The former governor of the banks of Canada (2008-2013) and England (2013-2020) has made a request to the international community, demanding that big capital jointly finance a total of 100 billion dollars to combat climate change . “This is the minimum amount of external financing needed to boost sustainable energy over the next three decades if it is to be effective,” he said.
In an article published in the Financial Times , Carney calls to pay attention to the citizens who are going to commit to financing this far-reaching revolution reaching during the next week in Glasgow, at COP26. “Does it include your bank, insurer, mutual fund manager or pension fund? Your money is important,” he says.
In addition, he asks citizens to judge all these institutions in the coming years ” not by what they say but by their numbers : the total dollars dedicated to financing the transition, the amount of pollutants, the stranded assets removed, the emissions eliminated. and the timelines to reach net zero (emissions). ”
Carney, who is currently the United Nations special envoy for climate action and finance and advisor to COP26, emphasizes that the organization of this international meeting “has devised 24 major initiatives to build a financial system in which each decision taken takes into account climate change “, for which the ‘Glasgow Financial Alliance for net zero emissions’ (GFANZ) has been created.
Among the ideas managed by this alliance is financing decarbonization in emerging countries or betting on the energy transition supported by science. In addition, he urges nations to do their part with measures such as banning internal combustion vehicles, eliminating fossil fuel subsidies and “mandatory disclosure of climate-related financial information.”
G20: 1.5 degree ceiling for global warming
Meanwhile, the G20 reached an agreement this Sunday on the maximum ceiling of 1.5 degrees for global warming.

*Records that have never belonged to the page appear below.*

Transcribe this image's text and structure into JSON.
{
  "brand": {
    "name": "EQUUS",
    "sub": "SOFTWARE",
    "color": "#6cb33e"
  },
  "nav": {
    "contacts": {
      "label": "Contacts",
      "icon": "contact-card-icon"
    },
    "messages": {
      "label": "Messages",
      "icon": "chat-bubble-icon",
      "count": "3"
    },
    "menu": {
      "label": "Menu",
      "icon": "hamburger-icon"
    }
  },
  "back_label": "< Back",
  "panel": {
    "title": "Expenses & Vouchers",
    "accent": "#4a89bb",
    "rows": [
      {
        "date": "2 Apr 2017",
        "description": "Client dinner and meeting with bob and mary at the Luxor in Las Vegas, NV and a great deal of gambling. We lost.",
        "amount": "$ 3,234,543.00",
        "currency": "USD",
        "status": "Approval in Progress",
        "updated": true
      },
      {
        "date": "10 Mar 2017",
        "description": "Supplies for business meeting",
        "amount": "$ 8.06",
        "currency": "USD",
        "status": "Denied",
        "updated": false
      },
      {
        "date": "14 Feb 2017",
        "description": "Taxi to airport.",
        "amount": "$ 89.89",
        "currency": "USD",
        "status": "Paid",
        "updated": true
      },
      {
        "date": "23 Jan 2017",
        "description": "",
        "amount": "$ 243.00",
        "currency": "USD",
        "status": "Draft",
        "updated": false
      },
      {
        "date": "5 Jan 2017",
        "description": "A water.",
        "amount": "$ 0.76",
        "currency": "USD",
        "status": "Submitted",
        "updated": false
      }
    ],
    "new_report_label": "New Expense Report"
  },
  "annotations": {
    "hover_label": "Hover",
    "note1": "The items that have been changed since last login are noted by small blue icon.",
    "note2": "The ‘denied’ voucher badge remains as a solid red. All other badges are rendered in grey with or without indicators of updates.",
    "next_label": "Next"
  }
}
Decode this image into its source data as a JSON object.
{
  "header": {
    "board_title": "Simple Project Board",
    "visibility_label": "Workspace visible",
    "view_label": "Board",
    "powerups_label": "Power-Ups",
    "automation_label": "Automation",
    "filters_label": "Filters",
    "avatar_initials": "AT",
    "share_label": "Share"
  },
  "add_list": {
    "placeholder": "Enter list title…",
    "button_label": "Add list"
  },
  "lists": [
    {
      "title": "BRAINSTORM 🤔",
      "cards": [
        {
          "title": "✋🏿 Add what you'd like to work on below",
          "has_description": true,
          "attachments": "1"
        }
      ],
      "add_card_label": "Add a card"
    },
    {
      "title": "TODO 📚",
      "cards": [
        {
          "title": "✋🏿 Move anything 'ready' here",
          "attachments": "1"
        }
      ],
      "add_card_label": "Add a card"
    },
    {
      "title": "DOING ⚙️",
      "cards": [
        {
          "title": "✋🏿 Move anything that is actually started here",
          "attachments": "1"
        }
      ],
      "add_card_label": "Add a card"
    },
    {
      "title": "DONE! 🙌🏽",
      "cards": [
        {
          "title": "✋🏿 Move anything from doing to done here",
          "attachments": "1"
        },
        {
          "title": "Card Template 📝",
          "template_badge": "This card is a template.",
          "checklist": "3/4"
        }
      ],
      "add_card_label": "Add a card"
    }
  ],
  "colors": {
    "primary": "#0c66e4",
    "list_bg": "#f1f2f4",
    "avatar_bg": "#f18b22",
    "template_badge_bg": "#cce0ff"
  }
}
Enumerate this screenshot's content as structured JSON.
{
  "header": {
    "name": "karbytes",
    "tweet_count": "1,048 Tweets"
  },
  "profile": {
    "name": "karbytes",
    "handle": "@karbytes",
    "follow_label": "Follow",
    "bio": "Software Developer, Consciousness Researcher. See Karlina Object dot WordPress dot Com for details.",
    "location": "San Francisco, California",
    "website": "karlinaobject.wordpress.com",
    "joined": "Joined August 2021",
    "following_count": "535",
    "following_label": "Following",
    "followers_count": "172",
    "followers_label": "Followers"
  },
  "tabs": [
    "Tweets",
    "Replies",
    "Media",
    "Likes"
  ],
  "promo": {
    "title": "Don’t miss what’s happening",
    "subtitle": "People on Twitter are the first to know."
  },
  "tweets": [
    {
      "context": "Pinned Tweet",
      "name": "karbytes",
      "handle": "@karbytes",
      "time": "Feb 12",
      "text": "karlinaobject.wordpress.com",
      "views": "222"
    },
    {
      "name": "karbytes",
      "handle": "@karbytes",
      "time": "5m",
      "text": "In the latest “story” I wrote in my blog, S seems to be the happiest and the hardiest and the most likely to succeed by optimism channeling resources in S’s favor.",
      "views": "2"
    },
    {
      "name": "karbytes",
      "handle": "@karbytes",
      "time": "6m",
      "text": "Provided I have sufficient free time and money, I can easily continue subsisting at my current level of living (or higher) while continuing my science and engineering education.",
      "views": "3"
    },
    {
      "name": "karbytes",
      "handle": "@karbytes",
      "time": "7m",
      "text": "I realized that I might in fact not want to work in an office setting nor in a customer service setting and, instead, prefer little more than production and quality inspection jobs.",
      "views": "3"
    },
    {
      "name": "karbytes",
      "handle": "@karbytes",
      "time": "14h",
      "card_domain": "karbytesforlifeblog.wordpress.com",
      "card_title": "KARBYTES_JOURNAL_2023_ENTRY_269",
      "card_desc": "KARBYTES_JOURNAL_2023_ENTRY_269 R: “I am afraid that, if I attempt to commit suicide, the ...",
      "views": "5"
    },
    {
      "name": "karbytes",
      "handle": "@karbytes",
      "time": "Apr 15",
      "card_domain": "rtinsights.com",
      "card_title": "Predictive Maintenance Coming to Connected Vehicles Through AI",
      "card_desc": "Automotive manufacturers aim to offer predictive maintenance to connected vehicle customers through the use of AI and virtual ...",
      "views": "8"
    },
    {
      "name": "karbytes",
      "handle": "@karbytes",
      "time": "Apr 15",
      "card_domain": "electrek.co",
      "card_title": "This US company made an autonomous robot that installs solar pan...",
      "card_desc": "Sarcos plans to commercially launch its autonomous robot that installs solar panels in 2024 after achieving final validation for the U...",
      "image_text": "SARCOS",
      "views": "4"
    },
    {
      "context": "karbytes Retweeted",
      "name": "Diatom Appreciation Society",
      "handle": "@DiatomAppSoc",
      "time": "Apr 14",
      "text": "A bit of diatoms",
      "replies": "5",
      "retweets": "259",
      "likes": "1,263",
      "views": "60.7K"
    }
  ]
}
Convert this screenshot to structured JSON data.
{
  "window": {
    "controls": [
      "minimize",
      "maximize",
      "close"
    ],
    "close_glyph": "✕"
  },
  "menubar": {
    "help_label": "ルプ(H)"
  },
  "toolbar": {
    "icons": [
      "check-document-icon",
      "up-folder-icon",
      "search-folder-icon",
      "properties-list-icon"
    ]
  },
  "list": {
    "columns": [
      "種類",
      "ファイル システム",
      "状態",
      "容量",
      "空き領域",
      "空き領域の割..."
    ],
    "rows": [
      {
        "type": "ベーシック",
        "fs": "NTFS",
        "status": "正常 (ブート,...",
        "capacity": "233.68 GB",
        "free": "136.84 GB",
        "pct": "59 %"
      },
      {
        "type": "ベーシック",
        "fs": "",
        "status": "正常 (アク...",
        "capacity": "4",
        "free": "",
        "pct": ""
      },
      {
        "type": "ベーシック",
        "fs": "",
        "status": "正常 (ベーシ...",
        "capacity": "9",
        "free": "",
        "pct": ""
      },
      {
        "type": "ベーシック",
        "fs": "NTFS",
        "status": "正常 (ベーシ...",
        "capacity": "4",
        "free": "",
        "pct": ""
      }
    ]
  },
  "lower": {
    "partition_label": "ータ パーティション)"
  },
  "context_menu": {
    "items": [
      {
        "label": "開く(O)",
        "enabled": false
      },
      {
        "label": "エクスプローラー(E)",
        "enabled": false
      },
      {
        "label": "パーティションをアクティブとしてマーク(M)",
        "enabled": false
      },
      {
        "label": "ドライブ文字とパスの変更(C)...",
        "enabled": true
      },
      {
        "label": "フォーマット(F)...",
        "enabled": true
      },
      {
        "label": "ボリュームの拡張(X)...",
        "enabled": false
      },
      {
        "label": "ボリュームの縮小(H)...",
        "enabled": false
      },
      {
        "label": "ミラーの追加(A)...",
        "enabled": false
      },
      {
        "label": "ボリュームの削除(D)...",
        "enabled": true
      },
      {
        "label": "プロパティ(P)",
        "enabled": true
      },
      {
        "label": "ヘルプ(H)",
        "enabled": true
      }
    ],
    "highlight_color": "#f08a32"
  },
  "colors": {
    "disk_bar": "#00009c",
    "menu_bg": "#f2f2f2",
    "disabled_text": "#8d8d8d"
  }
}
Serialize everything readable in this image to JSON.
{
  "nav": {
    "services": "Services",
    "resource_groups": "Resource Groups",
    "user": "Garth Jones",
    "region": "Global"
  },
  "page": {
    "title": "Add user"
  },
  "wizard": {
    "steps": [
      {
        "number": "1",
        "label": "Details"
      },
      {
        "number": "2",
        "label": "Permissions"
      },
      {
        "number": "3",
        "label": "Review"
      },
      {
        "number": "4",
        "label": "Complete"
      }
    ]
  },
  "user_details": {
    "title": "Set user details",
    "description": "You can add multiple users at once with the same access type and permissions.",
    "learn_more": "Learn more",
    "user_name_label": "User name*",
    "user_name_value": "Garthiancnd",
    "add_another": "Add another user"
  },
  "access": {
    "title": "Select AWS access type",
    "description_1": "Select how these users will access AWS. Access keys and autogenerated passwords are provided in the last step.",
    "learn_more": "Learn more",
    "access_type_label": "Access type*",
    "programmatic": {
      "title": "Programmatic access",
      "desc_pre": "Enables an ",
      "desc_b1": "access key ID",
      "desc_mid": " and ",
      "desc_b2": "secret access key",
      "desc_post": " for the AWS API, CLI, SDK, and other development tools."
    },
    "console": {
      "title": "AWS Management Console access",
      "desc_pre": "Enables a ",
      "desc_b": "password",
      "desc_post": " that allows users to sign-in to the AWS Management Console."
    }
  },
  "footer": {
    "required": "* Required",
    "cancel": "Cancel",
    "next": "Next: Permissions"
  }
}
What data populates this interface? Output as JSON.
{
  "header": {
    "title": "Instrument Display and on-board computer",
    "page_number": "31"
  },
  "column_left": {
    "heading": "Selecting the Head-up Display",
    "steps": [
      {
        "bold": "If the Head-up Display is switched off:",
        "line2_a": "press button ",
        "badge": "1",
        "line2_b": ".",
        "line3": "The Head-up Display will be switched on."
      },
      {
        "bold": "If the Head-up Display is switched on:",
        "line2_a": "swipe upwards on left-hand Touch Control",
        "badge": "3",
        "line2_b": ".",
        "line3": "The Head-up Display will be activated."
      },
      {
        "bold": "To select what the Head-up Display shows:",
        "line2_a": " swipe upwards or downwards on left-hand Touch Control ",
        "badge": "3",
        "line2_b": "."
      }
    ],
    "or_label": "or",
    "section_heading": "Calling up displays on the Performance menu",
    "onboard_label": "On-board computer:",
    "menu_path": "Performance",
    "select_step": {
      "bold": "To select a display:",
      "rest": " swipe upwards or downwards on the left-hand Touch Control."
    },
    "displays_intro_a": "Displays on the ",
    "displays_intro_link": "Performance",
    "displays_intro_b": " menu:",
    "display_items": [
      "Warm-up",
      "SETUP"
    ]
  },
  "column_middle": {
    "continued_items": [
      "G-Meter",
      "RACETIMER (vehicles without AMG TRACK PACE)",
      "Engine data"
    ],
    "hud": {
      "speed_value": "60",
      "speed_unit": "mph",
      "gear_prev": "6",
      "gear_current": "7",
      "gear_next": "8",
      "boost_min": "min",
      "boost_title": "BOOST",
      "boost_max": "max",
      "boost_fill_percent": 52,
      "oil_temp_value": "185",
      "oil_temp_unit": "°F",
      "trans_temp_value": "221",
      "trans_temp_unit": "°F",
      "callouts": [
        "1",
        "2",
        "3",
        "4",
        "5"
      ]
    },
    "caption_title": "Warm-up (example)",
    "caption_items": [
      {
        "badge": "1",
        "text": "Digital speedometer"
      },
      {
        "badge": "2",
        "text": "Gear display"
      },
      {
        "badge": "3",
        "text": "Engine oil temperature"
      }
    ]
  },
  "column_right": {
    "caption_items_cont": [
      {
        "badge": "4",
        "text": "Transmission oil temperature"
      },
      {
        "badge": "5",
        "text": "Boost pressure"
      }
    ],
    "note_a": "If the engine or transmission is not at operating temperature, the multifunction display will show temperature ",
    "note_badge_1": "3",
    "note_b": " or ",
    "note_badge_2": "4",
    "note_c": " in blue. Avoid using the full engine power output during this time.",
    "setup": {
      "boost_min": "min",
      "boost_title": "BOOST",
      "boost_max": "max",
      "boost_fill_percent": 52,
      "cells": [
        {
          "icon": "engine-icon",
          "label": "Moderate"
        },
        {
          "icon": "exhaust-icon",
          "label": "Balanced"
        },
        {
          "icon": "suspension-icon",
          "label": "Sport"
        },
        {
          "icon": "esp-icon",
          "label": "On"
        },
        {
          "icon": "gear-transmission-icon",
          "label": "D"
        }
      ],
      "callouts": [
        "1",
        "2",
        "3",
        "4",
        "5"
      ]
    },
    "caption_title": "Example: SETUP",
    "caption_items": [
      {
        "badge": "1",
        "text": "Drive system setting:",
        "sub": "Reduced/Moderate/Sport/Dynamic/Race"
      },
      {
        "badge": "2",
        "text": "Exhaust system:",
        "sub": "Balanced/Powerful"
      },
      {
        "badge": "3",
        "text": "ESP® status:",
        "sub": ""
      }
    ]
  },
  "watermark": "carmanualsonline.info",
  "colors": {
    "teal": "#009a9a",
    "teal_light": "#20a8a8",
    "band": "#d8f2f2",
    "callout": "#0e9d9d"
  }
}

This agreement represents a victory over the failed negotiations in July during the meeting of the ministers of Energy and Environment of the G20, in the face of opposition from China and India.